What’s happened… what they call revolution, most people call re-colonization. What they call progress, everyone can see is the lynching of blacks and patriots all across Libya.
They talk about no government under Gaddafi, then how did it reach the highest level of living standards than any given African State on the continent?
Press TV: Well, some people would argue that people were too frightened to oppose Gaddafi…
Chandan: No but that is a political issue and we can go into that, but I’m talking about in terms of governance and in terms of development, it was the most developed…
Press TV: Wasn’t it too high a price to pay for peoples’ liberty?
Chandan: I think there was no comparison.
There was peace; there was unity amongst the tribes under the Jamahiriya . Today… Gaddafi was right — listen to over a year ago, he said you want a situation like Somalia, keep bombing, NATO and destroy our country — and that’s exactly what has come to pass.
You will not get any sense out of the other guests who are pro-NATO and who are justifying the unjustifiable, frankly.
The opposition didn’t succeed, NATO succeeded in bombing the country with 30,000 sorties, without which the rebels would have got nowhere, everyone knows that.
[Some] 50,000 dead under NATO bombing. 30,000 people, who lived in town called Towerga, black Libyans — Where is it? It doesn’t exist anymore.
Press TV: I know you do not agree with Mr. Malek’s words, but they do seem like very good sounding words in the current situation. Do you feel that Sabri Malek is being totally unrealistic in his comments?
Chandan: He is not being unrealistic, he is being disingenuous. Even human Rights Watch and Amnesty International, which promoted NATO justifying in terms of the human rights justification, even they themselves are admitting Libya is a torture State.
Press TV: But there are day to day issues to be dealt with. People are hungry, they want jobs, you know, we’ve got militias running around pretty much doing what they want… It’s easy to criticize the government. What would you be liking them to do?
Chandan: That’s right. Well, first of all… the thing is it’s fundamentally problematic and it’s fundamentally flawed when, Gaddafi has his revolution in 1969, within a year the British base was removed, the biggest United States base was removed and there was a real serious attempt at developing education, housing and healthcare.

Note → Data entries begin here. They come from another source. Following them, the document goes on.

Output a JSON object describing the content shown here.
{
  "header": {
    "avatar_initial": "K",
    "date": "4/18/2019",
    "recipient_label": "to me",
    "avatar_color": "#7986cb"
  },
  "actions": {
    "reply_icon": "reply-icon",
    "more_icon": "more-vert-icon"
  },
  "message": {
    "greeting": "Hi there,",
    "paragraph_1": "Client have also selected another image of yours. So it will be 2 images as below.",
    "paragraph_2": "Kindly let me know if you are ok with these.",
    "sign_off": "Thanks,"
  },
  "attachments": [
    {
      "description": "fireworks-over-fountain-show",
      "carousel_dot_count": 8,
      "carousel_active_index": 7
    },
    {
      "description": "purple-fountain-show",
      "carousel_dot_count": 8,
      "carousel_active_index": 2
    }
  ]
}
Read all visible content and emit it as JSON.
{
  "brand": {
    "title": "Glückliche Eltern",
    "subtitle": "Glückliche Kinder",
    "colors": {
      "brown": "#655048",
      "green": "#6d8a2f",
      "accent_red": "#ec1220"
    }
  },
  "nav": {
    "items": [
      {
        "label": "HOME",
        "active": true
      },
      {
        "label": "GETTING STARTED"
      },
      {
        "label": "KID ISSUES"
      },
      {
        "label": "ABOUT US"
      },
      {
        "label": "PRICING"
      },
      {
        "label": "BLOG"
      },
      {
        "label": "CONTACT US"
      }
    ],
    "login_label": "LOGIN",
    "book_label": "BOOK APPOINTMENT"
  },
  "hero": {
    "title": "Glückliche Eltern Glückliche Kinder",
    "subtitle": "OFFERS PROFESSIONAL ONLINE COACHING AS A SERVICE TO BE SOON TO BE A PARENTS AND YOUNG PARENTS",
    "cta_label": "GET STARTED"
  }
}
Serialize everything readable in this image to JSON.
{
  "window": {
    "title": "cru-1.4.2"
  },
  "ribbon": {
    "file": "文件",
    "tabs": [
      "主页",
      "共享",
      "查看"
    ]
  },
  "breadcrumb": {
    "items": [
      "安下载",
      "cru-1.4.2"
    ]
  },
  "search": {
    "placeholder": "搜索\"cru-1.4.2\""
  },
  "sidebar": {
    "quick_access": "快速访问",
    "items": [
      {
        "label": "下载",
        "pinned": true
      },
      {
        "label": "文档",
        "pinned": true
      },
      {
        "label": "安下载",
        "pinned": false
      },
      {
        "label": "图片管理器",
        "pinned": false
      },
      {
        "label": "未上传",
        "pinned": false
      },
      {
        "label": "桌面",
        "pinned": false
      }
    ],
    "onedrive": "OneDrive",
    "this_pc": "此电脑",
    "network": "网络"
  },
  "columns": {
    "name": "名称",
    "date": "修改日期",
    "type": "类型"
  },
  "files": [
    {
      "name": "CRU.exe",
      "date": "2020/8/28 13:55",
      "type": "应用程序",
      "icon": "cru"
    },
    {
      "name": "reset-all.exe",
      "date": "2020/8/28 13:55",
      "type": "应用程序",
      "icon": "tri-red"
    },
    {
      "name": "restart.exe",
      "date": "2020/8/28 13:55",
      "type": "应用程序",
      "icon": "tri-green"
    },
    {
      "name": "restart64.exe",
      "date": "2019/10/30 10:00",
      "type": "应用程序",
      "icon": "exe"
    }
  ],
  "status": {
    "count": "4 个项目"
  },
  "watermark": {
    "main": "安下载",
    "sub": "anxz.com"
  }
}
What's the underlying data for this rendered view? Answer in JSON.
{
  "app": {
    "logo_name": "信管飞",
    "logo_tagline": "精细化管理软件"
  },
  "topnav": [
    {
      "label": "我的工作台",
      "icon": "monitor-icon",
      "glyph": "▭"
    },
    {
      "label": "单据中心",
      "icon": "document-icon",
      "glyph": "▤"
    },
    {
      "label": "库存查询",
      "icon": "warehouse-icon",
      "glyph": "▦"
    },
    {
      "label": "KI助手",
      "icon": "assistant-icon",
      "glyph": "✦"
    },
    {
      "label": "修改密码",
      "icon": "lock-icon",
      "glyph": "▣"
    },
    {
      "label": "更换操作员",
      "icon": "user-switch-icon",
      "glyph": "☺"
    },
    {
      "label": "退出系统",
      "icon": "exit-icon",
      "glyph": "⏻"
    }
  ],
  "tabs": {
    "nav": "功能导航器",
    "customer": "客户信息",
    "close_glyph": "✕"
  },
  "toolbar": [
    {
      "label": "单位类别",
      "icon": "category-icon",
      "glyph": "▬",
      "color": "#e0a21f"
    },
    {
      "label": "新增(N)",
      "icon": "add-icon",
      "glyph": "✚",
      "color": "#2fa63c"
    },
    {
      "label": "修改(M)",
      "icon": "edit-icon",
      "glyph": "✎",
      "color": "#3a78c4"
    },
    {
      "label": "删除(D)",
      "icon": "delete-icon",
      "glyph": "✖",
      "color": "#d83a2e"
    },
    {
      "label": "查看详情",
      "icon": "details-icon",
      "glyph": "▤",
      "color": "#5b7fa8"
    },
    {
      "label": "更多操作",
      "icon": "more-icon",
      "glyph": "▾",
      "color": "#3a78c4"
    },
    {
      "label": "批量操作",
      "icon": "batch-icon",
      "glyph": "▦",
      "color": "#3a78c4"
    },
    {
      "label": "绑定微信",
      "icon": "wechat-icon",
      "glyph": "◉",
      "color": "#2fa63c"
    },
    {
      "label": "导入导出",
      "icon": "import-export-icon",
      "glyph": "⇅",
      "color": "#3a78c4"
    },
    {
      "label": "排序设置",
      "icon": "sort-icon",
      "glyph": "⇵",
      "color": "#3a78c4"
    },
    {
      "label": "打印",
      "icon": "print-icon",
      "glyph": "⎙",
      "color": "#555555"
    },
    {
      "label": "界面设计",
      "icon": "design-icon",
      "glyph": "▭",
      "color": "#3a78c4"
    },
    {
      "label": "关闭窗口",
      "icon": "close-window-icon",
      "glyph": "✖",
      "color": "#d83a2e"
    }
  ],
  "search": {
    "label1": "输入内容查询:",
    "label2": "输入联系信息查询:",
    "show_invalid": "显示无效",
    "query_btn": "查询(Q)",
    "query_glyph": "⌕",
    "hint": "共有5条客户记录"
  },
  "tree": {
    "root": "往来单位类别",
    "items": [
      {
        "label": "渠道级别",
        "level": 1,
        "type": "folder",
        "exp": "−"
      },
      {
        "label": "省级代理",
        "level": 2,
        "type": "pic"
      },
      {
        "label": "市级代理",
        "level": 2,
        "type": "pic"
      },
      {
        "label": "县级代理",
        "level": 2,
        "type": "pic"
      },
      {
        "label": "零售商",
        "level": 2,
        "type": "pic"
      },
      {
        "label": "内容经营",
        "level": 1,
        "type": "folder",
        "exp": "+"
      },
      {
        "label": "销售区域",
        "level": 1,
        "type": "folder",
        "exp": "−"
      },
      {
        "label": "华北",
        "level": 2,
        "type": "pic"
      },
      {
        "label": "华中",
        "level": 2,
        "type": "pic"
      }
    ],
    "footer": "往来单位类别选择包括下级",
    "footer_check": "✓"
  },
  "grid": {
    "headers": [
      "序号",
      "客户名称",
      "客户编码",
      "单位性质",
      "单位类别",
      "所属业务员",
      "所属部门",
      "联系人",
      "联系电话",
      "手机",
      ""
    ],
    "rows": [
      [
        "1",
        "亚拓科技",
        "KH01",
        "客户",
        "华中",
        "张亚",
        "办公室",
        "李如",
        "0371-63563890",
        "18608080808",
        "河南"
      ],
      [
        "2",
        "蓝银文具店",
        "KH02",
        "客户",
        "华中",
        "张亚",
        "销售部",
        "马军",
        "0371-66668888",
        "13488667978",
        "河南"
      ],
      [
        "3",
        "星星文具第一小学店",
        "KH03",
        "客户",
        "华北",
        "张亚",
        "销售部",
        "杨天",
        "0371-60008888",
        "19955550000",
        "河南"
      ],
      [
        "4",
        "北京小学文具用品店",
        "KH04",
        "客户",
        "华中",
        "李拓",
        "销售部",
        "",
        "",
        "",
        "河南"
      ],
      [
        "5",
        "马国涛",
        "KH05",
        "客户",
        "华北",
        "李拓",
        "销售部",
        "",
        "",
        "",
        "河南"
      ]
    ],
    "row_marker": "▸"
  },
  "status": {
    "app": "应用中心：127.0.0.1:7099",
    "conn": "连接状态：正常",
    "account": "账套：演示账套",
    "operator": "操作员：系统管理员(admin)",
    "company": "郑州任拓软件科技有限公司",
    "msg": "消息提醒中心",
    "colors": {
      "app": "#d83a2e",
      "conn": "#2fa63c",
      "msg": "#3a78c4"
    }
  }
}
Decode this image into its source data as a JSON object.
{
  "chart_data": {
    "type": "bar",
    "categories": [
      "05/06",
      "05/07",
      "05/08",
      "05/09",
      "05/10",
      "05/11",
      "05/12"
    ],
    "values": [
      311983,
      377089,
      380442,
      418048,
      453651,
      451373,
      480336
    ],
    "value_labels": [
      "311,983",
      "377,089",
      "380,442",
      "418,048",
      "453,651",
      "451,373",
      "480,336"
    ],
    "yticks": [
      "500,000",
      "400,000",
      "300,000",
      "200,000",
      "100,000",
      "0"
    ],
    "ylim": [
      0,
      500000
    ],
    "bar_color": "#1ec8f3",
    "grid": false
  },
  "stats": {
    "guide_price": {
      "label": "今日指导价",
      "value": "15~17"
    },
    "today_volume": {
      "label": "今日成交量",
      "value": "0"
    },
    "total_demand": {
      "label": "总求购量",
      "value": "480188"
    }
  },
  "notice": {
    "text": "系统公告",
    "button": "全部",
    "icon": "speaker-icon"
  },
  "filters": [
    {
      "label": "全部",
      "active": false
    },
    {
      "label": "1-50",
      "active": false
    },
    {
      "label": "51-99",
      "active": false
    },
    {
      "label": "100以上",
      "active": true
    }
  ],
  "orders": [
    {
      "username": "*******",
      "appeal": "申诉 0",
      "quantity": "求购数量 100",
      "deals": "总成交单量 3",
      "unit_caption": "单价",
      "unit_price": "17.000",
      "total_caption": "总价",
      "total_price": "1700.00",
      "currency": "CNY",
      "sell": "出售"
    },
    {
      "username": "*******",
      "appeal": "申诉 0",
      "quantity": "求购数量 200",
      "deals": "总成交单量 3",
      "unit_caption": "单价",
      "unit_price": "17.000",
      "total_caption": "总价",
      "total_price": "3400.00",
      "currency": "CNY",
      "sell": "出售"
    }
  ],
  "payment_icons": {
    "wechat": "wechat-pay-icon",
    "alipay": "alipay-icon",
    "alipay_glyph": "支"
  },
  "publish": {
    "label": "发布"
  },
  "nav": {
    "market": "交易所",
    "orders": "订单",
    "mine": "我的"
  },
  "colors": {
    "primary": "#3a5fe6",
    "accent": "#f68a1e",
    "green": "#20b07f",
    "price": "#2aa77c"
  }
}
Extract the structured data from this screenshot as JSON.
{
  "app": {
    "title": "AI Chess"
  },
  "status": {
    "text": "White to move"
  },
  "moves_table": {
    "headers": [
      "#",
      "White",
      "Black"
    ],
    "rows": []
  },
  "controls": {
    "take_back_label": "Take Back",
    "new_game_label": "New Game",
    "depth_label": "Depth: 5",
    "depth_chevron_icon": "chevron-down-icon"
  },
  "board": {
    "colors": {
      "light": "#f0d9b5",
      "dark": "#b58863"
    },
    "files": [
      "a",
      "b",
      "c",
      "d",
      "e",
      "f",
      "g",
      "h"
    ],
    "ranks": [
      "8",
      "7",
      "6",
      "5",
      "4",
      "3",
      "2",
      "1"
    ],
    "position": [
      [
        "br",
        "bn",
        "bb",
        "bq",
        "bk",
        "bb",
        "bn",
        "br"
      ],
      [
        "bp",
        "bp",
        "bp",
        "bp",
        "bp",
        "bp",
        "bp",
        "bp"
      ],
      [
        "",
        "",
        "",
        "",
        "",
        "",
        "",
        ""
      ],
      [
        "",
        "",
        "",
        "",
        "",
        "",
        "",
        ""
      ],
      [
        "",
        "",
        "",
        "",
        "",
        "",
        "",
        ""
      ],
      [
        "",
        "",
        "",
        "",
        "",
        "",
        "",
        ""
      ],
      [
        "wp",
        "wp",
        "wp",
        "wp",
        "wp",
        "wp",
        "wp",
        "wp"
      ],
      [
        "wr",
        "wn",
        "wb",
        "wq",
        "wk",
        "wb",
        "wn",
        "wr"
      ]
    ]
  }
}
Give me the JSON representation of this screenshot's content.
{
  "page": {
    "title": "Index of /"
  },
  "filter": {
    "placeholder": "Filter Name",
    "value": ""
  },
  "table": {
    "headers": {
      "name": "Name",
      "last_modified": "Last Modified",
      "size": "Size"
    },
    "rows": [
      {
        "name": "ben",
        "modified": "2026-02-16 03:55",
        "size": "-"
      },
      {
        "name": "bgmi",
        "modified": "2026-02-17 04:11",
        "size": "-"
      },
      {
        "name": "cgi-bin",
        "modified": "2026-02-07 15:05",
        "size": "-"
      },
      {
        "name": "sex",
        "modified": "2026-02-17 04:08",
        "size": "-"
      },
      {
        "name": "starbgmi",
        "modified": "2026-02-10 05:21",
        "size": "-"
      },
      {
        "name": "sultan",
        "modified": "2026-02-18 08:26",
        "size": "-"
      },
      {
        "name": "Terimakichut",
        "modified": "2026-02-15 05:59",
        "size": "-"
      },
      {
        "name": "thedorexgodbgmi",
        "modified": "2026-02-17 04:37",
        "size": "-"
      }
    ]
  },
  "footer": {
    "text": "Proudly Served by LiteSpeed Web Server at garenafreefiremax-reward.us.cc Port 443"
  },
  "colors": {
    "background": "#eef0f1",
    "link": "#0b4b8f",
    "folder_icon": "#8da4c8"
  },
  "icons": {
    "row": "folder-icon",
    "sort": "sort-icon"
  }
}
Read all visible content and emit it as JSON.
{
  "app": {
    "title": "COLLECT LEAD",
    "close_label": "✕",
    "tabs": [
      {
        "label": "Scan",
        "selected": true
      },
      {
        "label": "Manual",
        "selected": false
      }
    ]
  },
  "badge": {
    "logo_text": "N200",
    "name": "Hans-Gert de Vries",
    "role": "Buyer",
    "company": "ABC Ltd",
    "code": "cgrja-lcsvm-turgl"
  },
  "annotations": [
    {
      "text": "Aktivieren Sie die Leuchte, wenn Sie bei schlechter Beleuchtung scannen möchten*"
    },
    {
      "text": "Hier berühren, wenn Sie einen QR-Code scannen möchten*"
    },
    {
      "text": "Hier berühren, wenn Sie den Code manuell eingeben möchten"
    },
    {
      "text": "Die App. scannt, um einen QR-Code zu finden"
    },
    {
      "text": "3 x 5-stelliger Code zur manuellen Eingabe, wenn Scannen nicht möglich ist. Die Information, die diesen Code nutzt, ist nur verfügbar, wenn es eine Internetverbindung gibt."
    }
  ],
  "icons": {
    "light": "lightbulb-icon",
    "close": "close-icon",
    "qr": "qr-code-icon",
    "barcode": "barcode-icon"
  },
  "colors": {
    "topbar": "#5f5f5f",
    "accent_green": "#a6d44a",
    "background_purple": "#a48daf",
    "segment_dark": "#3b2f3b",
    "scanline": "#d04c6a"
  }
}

Today, it’s based on re-colonization of Libya and the colonizers of Africa are totally uninterested in what the people are going through.
They are interested in the mineral resources of Libya; destabilization of the region; and Libya was the ostensible shield of Africa under Gaddafi and now we can see AFRICOM, which is the United States African Military Command for Africa has planned 14 military exercises in Africa when under Gaddafi before Gaddafi they had none.